What is a Lottery?


A lottery is a form of gambling where participants purchase tickets for a chance to win a prize. The winners are determined by drawing or some other random method. In the past, lotteries were often used to raise money for various charitable causes. Today, however, they are primarily commercial activities. Many state governments have a monopoly on running lotteries. Others have private operators that sell tickets and distribute the winnings. In either case, the prizes vary widely and may include anything from cash to sports teams.

The word “lottery” has roots in the Middle Dutch word loterij, which dates back to at least the 15th century. During the Renaissance, it was popular in Europe to hold public lotteries, where people paid for a chance to draw lots to decide who would receive money or land. The games were also used in religious and political events.

Lottery tickets are purchased by individuals for a small price and can be purchased individually or as groupings of numbers, letters, or symbols. The tickets are then matched with the results of the lottery to determine the winner. A lottery’s rules are typically based on chance, although some have a degree of skill associated with the selection process. The odds of winning a lottery are calculated based on the number of tickets sold and the probability of each ticket being drawn.

In addition to the monetary value of a lottery, it provides entertainment and social interaction. This combination of monetary and non-monetary benefits means that for many individuals, the expected utility of a lottery is higher than its cost. This makes the purchase of a lottery ticket a rational decision for them.

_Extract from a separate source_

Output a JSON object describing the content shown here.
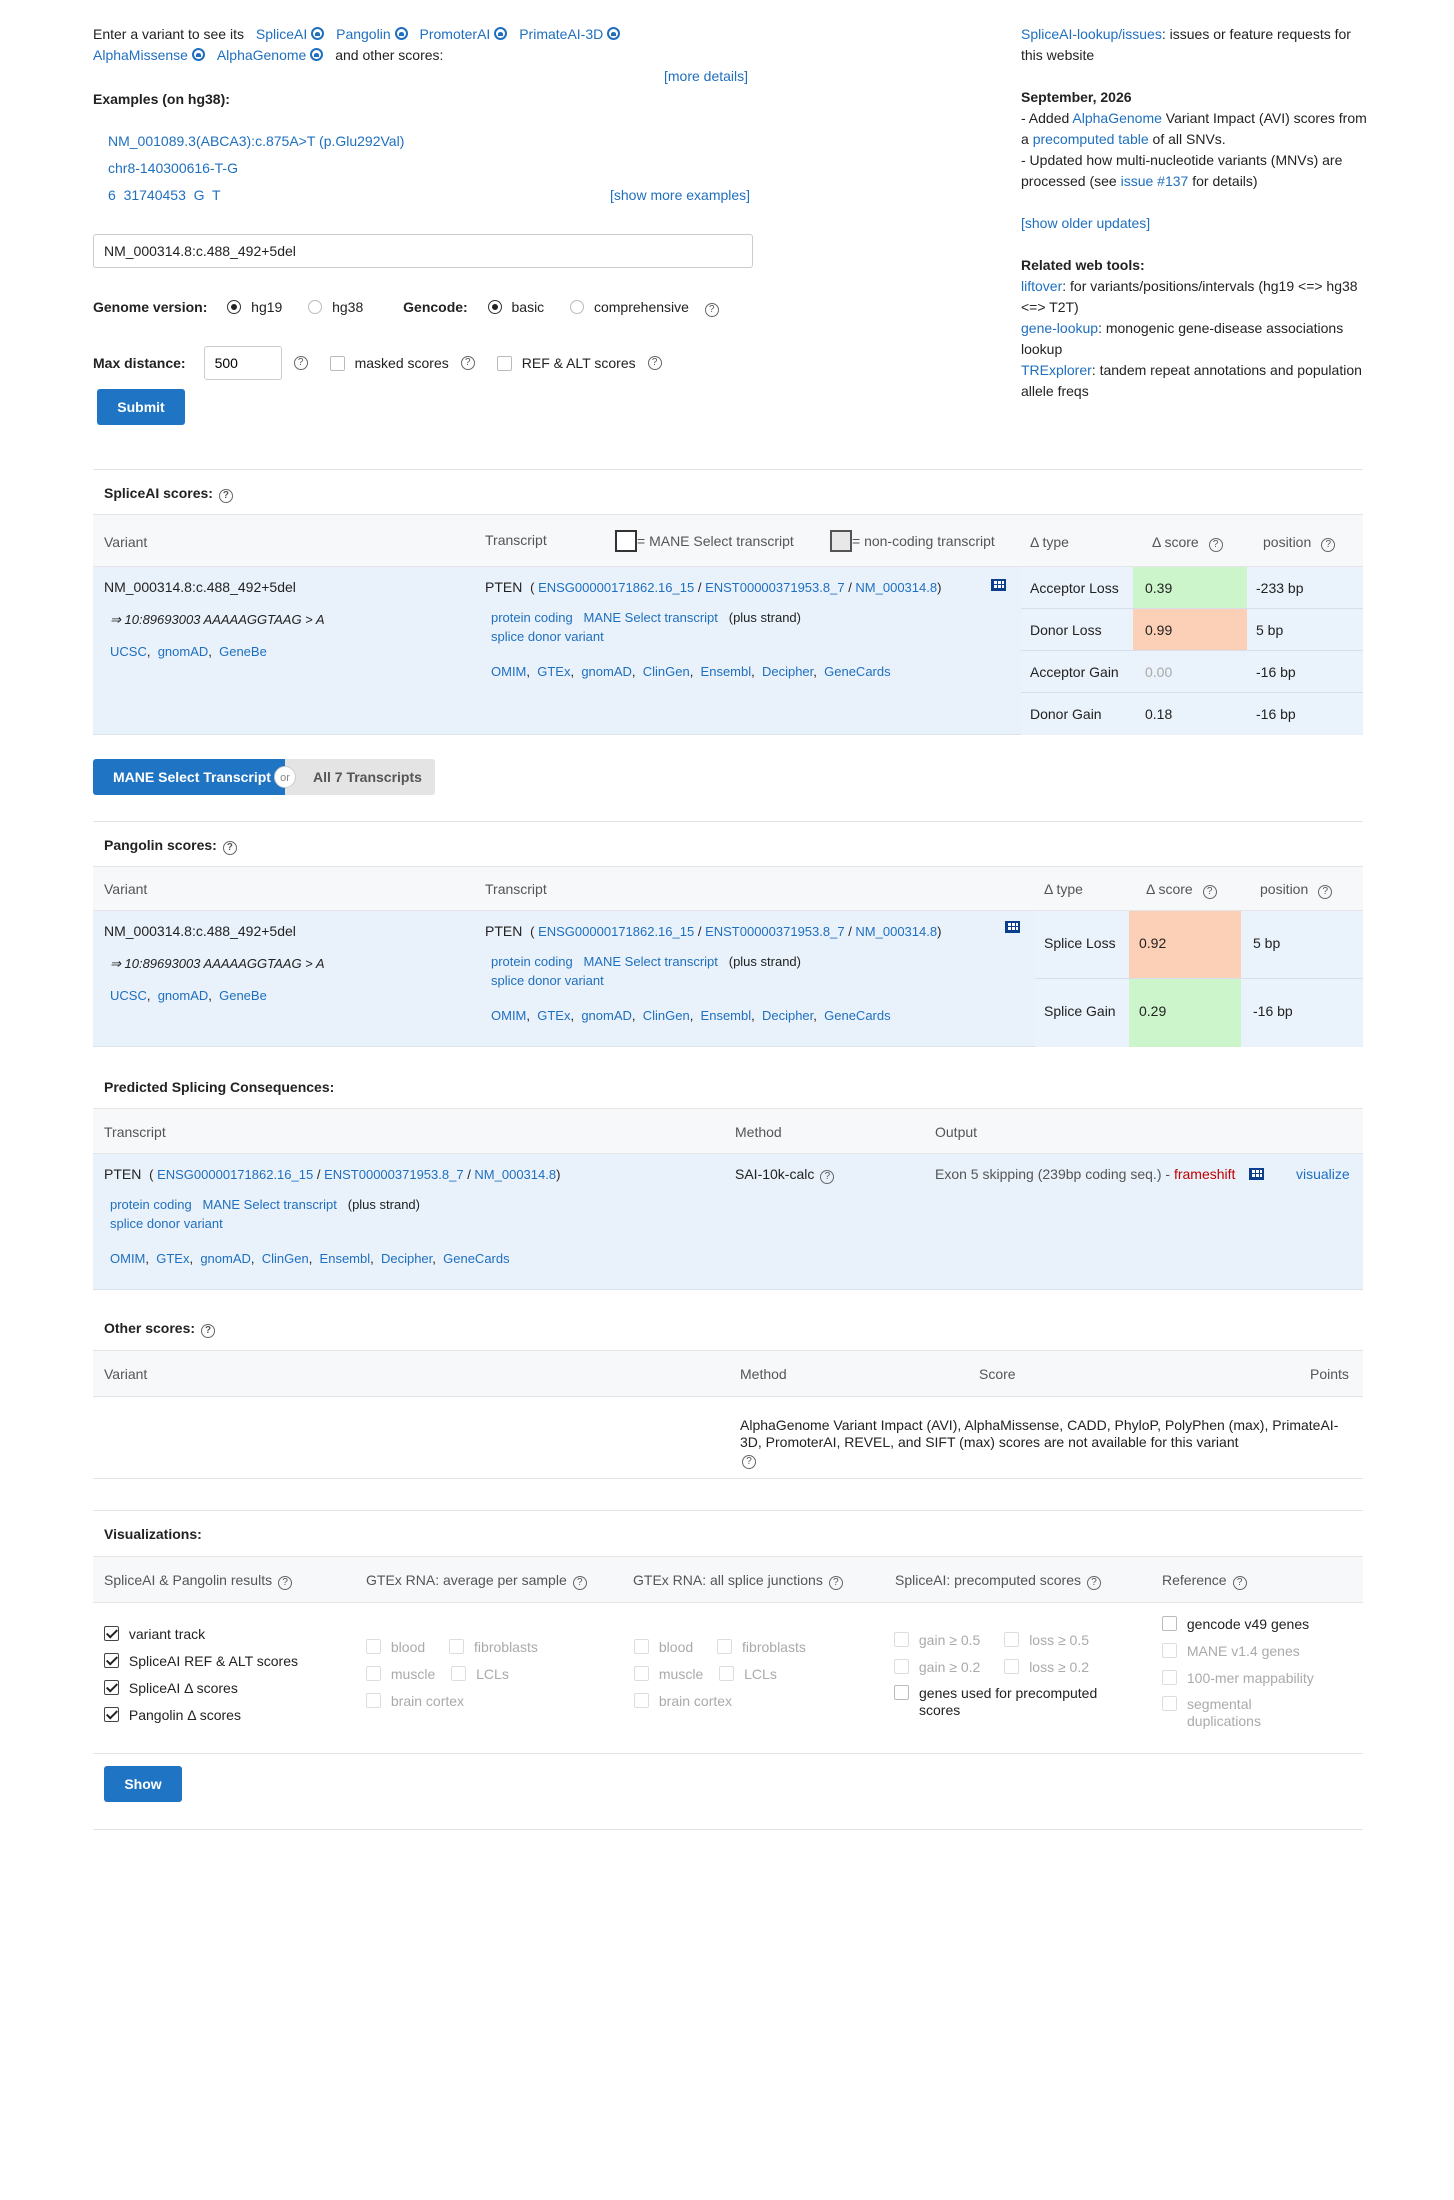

Despite the popularity of the game, there are several issues that arise with it. For example, the promotion of a lottery as a means to increase public income can have negative consequences for poorer citizens and problem gamblers. It also may be at cross-purposes with the state government’s stated fiscal health goals.

Another issue is the skepticism that many lottery players have about the honesty of lottery advertising. Critics charge that it is common for the advertised odds to be misleading, and that the jackpots are often inflated. Moreover, the prizes are usually paid in installments over 20 years, with inflation and taxes dramatically eroding the current value of the prize.

The best way to maximize your chances of winning the lottery is to use a systematic approach. Using a mathematical template, you can select combinations with a high success-to-failure ratio. The template will show you which combinatorial groups occur more frequently, allowing you to focus your efforts on the most likely combinations to appear. Many players make the mistake of ignoring this information and choosing combinations with a poor S/F ratio. A well-thought-out plan of attack will increase your odds of winning the lottery and help you to get that life-changing jackpot! So what are you waiting for? Start your lottery strategy today!